When he spoke to attendees at the International Nortel Networks Users Association’s annual Global Connect conference in June, Zafirovski painted a picture of how Nortel has been getting its groove back through a major transformational effort that has includes strong R&D investment, partnerships, and closer engagement with its channel.
While the strategy seemed to be paying dividends, Nortel suffered a setback in November when it announced plans to cut 1,300 jobs following a third quarter loss of $3.4 billion. The vendor blamed a challenging economic environment, competitive pressures and reduced spending by key carrier customers, especially in North America , for the results.
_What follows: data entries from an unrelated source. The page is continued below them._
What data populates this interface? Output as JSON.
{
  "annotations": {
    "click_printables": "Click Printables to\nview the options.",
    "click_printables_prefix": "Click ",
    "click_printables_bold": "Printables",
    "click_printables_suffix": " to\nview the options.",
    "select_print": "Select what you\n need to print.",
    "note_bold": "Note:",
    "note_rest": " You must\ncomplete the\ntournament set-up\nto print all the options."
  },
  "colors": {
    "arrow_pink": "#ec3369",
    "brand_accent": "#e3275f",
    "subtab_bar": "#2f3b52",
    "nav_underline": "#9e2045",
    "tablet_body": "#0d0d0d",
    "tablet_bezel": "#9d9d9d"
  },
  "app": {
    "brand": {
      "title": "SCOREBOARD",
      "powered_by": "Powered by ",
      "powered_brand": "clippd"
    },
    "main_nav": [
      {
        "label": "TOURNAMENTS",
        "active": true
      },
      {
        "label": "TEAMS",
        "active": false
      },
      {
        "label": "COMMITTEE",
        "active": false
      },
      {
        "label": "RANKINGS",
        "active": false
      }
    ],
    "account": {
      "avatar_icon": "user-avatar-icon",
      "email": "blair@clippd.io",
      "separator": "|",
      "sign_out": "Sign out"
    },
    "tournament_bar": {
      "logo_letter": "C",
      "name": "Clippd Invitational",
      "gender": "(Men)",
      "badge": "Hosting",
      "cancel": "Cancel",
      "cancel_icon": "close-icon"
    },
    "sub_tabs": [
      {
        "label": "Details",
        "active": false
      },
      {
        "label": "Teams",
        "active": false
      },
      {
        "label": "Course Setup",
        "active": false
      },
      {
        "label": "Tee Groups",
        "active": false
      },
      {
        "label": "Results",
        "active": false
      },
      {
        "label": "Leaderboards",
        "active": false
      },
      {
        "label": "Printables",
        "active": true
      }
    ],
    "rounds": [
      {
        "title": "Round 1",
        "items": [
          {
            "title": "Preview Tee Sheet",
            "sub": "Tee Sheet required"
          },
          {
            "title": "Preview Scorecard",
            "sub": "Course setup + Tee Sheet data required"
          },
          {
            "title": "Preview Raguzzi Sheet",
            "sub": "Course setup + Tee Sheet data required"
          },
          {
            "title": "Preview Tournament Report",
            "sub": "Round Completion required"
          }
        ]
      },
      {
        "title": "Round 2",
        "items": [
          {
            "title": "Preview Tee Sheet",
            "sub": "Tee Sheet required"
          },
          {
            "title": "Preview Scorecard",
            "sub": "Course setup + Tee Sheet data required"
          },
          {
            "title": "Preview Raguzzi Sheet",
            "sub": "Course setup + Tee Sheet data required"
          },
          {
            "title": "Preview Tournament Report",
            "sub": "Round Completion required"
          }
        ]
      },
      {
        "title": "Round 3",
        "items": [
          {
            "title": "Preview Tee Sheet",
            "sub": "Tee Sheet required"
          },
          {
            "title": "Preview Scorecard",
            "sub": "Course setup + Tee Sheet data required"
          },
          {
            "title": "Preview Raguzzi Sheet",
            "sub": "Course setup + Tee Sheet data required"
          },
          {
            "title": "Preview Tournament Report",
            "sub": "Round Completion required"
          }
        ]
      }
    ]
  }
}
With Zafirovski promising a “simpler and leaner” company, Nortel also put in place a number of other measurements to reduce its corporate structure and lower costs, including freezing salaries, extending its existing hiring freeze through 2009 and making deeper cuts in discretionary spending.